 Travelers holds that a "law `relates to' an employee benefit plan, in the normal sense of the phrase, if it has a connection with or reference to such a plan." Travelers, ___ U.S. ___, 115 S.Ct. at 1677. The Washington apprenticeship scheme does. The district court used the "purport to regulate" test from Martori Bros. Distributors v. James-Massengale, 781 F.2d 1349, 1356, amended, 791 F.2d 799 (9th Cir. 1986), overruling recognized by Fresh International Corp. v. Agricultural Labor Relations Bd., 805 F.2d 1353, 1357 n. 3 (9th Cir. 1986), but Ingersoll-Rand Co. v. McClendon, 498 U.S. 133 (1990), held that the preemption inquiry is whether the state law "relates to" an employee benefit program. Id. at 139-42. See also Aloha Airlines, 12 F.3d at 1504 (9th Cir. 1993). Travelers holds that "relates to" means "if it has a connection with or reference to such a plan." Travelers, ___ U.S. ___, 115 S.Ct. at 1677. It is not currently the law that preemption requires that the state law purport to regulate the ERISA plan.
III. Davis-Bacon Act Preemption.
 The State of Washington also has an administrative regulation that, on public works subject to both the Davis-Bacon Act and the state little Davis-Bacon Act, a contractor must pay the higher of federal and state prevailing rates. WAC 296-127-025. Plaintiffs claim that this provision is preempted by the federal Davis-Bacon Act. The district court's dismissal of this claim appears to have depended, at least in part, on its dismissal of the ERISA preemption claim. The issues are distinct. The district court should, on remand, reconsider the Davis-Bacon preemption claim in light of our reversal of its ERISA preemption decision, if plaintiffs elect to maintain it in this lawsuit.
IV. State Law Claims.
 The district court exercised its discretion to dismiss the state law claims pursuant to 28 U.S.C. § 1367(c)(1), (3). Because its decision to dismiss the federal law claims was among the reasons for this exercise of discretion, the district court may revisit the issue, on remand, of whether to exercise its discretion to exercise jurisdiction over those claims.
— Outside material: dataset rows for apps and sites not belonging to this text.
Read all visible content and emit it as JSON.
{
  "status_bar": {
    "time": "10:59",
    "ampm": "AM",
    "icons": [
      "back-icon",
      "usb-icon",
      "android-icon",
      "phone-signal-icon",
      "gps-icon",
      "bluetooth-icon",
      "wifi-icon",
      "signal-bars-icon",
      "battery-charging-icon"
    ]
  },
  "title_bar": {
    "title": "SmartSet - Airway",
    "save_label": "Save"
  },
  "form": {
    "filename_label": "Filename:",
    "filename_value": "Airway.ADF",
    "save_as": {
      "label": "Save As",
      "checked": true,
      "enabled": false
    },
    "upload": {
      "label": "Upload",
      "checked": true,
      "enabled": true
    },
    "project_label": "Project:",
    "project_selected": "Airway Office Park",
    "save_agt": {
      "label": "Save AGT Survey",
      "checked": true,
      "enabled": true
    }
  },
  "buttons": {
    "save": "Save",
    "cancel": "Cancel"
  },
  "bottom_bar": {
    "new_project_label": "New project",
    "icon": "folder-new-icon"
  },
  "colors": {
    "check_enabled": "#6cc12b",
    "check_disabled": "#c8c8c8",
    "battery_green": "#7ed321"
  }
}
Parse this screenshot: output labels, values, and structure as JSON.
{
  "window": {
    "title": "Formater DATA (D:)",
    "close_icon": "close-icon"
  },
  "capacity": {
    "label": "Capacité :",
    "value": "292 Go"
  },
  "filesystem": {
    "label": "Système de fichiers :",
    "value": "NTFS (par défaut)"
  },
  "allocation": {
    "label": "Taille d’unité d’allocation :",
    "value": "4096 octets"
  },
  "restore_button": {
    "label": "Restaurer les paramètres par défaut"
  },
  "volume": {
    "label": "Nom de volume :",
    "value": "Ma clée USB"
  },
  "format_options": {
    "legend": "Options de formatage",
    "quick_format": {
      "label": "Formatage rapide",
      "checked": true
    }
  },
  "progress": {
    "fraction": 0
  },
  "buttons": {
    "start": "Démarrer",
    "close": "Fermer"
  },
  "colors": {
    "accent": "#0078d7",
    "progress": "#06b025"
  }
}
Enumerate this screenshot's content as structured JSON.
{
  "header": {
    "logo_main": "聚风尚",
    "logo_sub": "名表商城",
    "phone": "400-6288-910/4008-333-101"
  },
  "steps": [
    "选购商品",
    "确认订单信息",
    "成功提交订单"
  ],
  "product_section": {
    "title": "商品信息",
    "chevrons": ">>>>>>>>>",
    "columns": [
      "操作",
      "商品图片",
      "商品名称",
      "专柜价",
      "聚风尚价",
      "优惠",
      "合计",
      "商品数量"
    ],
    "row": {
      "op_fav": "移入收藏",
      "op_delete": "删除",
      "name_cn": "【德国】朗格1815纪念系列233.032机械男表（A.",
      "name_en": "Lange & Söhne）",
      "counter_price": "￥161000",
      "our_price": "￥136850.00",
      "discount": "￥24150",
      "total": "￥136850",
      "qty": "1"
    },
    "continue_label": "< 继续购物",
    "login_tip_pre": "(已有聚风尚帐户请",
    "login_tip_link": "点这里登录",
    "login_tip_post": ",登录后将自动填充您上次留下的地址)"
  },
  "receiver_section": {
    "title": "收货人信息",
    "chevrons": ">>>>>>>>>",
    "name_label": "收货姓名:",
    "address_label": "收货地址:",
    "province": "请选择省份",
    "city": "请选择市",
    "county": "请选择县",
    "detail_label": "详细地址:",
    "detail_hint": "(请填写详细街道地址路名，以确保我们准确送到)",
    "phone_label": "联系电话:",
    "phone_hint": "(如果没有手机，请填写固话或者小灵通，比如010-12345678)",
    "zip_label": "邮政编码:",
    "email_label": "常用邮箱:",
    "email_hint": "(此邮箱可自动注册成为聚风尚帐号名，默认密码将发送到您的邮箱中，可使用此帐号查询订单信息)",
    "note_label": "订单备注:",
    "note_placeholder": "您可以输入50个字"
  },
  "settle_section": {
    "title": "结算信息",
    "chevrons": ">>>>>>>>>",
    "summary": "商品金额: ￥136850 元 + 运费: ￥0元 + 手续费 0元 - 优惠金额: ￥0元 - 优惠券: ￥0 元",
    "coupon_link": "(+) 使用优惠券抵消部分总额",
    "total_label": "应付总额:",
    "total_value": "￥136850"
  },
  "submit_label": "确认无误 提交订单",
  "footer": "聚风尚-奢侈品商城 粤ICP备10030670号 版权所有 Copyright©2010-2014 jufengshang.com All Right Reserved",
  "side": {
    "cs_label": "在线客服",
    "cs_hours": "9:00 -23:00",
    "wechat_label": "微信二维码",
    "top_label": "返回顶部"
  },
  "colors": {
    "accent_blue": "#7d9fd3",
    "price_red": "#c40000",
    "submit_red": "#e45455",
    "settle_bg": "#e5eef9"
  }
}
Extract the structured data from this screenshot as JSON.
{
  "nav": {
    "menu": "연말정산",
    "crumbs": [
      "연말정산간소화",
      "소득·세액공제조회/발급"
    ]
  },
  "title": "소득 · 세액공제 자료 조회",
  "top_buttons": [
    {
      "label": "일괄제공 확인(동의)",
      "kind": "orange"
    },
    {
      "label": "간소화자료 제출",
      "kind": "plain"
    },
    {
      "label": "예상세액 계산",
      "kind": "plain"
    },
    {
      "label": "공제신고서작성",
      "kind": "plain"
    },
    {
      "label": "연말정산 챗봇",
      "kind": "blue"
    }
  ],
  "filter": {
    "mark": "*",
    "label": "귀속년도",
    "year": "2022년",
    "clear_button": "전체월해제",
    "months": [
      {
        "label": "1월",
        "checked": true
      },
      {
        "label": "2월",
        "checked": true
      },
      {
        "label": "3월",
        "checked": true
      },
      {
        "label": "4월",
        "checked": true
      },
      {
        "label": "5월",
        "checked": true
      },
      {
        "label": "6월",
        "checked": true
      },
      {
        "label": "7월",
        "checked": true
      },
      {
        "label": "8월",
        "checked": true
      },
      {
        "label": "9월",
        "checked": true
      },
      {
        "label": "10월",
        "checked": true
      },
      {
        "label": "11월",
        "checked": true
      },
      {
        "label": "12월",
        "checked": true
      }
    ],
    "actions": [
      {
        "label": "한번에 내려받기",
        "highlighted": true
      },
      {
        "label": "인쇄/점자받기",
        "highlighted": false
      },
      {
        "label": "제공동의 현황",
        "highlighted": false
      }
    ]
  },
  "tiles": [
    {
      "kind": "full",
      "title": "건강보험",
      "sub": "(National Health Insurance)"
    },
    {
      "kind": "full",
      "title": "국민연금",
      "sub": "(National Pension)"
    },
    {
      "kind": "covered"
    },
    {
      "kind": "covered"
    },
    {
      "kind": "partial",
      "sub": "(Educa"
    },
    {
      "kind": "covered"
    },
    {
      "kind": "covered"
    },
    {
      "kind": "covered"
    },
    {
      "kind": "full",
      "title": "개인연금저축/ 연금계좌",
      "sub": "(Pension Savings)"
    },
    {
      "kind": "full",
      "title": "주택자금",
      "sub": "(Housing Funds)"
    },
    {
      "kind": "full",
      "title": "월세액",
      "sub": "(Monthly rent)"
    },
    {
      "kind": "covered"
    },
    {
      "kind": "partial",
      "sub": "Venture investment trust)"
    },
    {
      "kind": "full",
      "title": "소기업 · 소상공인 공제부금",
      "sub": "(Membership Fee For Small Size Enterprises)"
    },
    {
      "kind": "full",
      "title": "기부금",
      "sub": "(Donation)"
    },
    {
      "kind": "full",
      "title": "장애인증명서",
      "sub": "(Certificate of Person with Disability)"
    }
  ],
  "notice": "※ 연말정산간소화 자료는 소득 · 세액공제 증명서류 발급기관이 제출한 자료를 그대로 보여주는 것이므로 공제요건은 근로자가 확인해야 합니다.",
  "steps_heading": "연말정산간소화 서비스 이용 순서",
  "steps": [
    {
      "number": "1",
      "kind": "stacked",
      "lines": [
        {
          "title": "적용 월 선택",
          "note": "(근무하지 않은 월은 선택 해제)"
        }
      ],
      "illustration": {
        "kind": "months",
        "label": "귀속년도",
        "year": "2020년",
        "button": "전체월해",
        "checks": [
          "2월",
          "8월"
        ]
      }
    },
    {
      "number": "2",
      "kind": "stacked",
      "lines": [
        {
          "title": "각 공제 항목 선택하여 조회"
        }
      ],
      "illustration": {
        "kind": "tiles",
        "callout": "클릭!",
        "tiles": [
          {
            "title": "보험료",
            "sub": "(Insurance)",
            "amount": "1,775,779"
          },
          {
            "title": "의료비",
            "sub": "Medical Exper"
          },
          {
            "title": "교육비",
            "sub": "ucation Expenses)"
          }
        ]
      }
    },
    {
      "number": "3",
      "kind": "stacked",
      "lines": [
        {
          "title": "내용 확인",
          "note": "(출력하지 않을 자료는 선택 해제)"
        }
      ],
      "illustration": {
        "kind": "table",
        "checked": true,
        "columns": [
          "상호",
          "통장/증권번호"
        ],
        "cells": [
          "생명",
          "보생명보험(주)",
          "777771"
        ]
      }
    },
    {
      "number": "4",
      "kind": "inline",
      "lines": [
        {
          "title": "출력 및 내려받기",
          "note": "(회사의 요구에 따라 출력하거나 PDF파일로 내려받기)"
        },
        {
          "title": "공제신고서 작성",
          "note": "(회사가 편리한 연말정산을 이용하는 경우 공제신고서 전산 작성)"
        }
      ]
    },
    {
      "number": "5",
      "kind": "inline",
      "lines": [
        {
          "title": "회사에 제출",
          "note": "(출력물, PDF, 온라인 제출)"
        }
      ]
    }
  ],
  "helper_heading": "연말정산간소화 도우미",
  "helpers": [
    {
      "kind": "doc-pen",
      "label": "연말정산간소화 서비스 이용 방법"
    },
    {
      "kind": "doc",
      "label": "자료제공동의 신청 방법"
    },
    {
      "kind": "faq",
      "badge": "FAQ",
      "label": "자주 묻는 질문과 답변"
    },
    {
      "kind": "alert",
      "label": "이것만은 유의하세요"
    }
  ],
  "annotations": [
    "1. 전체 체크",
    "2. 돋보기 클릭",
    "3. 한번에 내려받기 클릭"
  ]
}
We REVERSE the district court judgment that ERISA does not preempt application of RCW 39.12.021 and WAC 296-127-014 to Inland Empire's training programs, and hold that it does. We REMAND so that the district court may consider Inland Empire's Davis-Bacon preemption argument, and may decide whether to hear the state law claims.